  4. Add the remaining spices and let the mixture cook for 10 minutes.  
  5. Add the seitan and heat for 10 minutes.  
  6. Add salt to taste.

Food Chat: Vgë Café

— by Hannah Lee

Vegetarians, vegans, and diners on a budget can cheer for the opening of Vgë (pronounced vee-gee) Café in Bryn Mawr in late April.  People like me who like stories of second-chances can hope for the best for owner Fernando Peralta, a Brazilian who’d spent 17 years in finance when he decided to switch directions.  He went to culinary school at Le Cordon Bleu Institute of Culinary Arts in Pittsburgh and, although he has been a vegetarian for seven years, he studied, prepared, and tasted the meat according to the curriculum.  Later, he did an externship in Akron, OH, at a Mediterranean-Italian vegetarian restaurant owned by Chrissie Hynde from the band The Pretenders.

More after the jump.
Why did he choose this location?  Peralta said the college-aged population and health-conscious residents in the area seemed like a great fit for his concept.  He said he’d traveled through most of the Northeast to do research and find a suitable spot for his restaurant.  “This area seemed like a phenomenal location,” Peralta said. “In the beginning, I was envisioning more sophisticated fine dining, but in this economy people can’t afford it.”

Peralta said that he and his friends have been frustrated by the shortage of affordable, fresh, and healthy choices for a casual meal.  Being vegetarians didn’t make it any easier.  “While some chains are making a true effort to bring healthier choices to their menus, the vast majority of quick-service options are based on empty carbohydrates (refined grains), bad fats, canned vegetables, and frozen or fried, highly processed foods,” said Peralta.  “Not to mention the excess sodium and high-fructose corn syrup, found in virtually every processed food in this industry.”

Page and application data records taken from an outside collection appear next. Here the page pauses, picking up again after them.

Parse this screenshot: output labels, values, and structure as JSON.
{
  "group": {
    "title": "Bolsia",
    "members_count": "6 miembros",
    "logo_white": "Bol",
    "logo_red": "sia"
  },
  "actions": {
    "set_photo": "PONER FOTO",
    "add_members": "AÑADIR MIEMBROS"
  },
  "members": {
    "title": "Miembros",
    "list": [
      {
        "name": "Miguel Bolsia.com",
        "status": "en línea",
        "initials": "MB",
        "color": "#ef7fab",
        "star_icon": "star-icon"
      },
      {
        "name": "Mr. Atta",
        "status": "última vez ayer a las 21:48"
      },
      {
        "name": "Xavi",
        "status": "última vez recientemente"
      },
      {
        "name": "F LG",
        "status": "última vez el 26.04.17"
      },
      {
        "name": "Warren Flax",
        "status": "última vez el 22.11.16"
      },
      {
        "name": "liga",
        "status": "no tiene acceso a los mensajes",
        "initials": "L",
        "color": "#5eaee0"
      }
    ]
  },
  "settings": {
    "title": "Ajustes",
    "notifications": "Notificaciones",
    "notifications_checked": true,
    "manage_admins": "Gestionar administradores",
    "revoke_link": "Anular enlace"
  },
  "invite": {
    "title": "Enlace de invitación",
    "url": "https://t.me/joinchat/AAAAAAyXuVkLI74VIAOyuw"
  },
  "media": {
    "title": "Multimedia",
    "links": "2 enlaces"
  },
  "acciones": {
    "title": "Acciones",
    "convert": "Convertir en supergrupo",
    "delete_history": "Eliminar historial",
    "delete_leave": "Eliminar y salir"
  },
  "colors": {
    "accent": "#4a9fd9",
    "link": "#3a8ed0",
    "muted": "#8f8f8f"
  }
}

So, the new café offers whole grains instead of refined ones; baked foods instead of deep fried; natural sweeteners like applesauce or agave instead of refined sugars; dark leafy greens (richer in anti-oxidants than pale lettuces such as iceberg), and no canned vegetables.  The menu is animal-free and dairy-free, so the food has zero cholesterol.  They also eschew the use of saturated and hydrogenated fats.  Every item on the menu has less than 500 calories.
Peralta is developing a relationship with the local farmers to reduce his carbon footprint.  Items which are not available locally year-round, sometimes he buys frozen.  He said, “there are many studies indicating that quick-freezing vegetables will retain more nutrients and vitamins than transporting them at room temperature, when vitamins are more susceptible to oxidizing.”  Peralta cooks the food on location, from the scratch, from fresh ingredients, so he can control what goes into every item he sells.

Peralta has chosen for his café energy-efficient lighting and appliances, recyclable and compostable cups, packaging, bags and utensils. He is in the process getting the “green” certification from the Green Restaurant Association.

Vgë Café, located at 845 Lancaster Avenue in Bryn Mawr, is open Mondays- Thursdays from 11:30 am to 8:30 pm and Fridays-Saturdays from 11:30 am to 9:30 pm.  Catering available.